The Stoic sage seeks to make “progress” (προκοπή prokopē) which we could also understand as “improvement.” This the Sophos does through giving attention to four things:
- Applying the principles of Stoic ethics to the situations of everyday life,
- Living virtuously regardless of externals,
- Following nature (or God), and
- Making proper use of impressions (more about this in a later post).
I’m only going to talk about the first of these today but this will not be exhaustive so I reserve the right to revisit it at any time.
In the Discourses, Epictetus devotes Disc. 1.4.1-21 to the subject of making progress.
Moving toward virtue
It is not enough to desire the good, one must detest the bad. These are the two categories: virtue and vice. Only in avoiding the bad can one learn to rid oneself of desire altogether. Things that are not truly good or truly bad are things indifferent. We seek only that which is truly good and we avoid that which is truly bad; to everything else we are indifferent.
Virtue directs us toward three things: eudaimonia (a life that is happy and flourishing), impassivity (indifference to passions so that one is unperturbed by them), and a “good flow of life” (as Robert Dobbin translates it). So then seeking virtue must be a seeking of those things, as well.
Learn; then Do
Two things hinder us from making progress in this respect. The first is by learning but not doing.
Epictetus illustrates this by (Disc. 1.4.5-12) pointing out that the virtuous person is not the one who reads Chrysippus and thus become literate in Chrysippus but the one who exercises his or her volition and actually begins examining herself in light of desire and avoidance. (He also uses a humorous example (Disc. 1.4.13) of an athlete who, when asked to show his shoulders replies, “Here, look at my weights!” Likewise, the modern would-be-sage says, “Check out my blog feed (or Facebook timeline or Twitter feed.
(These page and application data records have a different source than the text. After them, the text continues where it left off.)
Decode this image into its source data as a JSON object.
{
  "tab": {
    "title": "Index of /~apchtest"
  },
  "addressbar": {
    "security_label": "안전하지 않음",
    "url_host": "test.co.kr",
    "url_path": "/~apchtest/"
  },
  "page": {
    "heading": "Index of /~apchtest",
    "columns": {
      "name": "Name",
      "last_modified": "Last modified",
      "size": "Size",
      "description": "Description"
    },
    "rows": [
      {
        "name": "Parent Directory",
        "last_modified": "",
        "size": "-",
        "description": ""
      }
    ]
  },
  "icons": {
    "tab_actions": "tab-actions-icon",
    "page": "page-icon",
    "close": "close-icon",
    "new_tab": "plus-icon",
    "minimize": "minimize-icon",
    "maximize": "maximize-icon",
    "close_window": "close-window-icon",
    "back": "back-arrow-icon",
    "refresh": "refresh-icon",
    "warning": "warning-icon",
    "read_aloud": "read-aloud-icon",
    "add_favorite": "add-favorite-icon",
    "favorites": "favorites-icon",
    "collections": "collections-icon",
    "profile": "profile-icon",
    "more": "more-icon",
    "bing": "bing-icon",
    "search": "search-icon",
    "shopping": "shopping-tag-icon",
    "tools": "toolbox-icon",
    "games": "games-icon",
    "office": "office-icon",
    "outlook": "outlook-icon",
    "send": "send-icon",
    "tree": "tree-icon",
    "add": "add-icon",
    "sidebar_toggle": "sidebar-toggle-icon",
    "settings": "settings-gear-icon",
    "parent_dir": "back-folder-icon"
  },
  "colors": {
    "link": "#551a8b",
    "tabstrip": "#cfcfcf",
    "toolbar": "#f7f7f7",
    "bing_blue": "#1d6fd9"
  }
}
But that’s not progress.)
As A. A. Long notes (Epictetus 33), this is really a confusing of means and ends. Epictetus is not like the modern-day academic who is content to discuss abstracts and publish papers that no one will read; the goal of philosophy, to Epictetus’ way of thinking is to produce not academics but “excellent persons,” sages, sophoi, not sophists. “Don’t put your purpose in one place and expect to see progress made somewhere else.” (Disc. 1.4.17)
Stop Trying to be Perfect
The second hindrance is a desire for perfection. In other places Epictetus says that it is impossible to be free from all error (Disc 4.12.19) and so he rarely talks about the ideal sage, instead encouraging his pupils to begin making progress now.
In 1.18-21, Epictetus is concerned about one’s prohairesis (moral character). Having learned the principles necessary to guard oneself so that he or she is living in accord with nature and governing one’s desires, this sage will keep a watch on these principles while going through life, this is the one who is making progress.
This is important because one of the greatest hindrances in a potential sage’s improvement: the foolish notion that if you can’t be perfect at it you might as well not even try. While there is certainly room for an ideal rational perfection (and this is part of Epictetus’ view of God), much of what hinders the sage from real-world perfection are externals, things outside our control (one of Epictetus’ famous two categories to remember, Ench. 1.1-3). This is when we apply one of Epictetus’ greatest pieces of wisdom from Ench 8: “Seek not for things to happen as you wish, wish for them to happen as they do, and you will do well.”
It’s about Progress, not Perfection, so Stop Trying to be Perfect and just Progress
So stop trying to be perfect and simply try to do better each day. Read the Stoics and learn from them and look for opportunities to put into play what you have learned. In fact, that’s what makes you a sage. It’s not about being perfect, it’s about being better than you were yesterday or last week or last year. This is the difference between perfection and progress, and the sage is content with progress. To paraphrase Epictetus: If you can remember this, you will do well.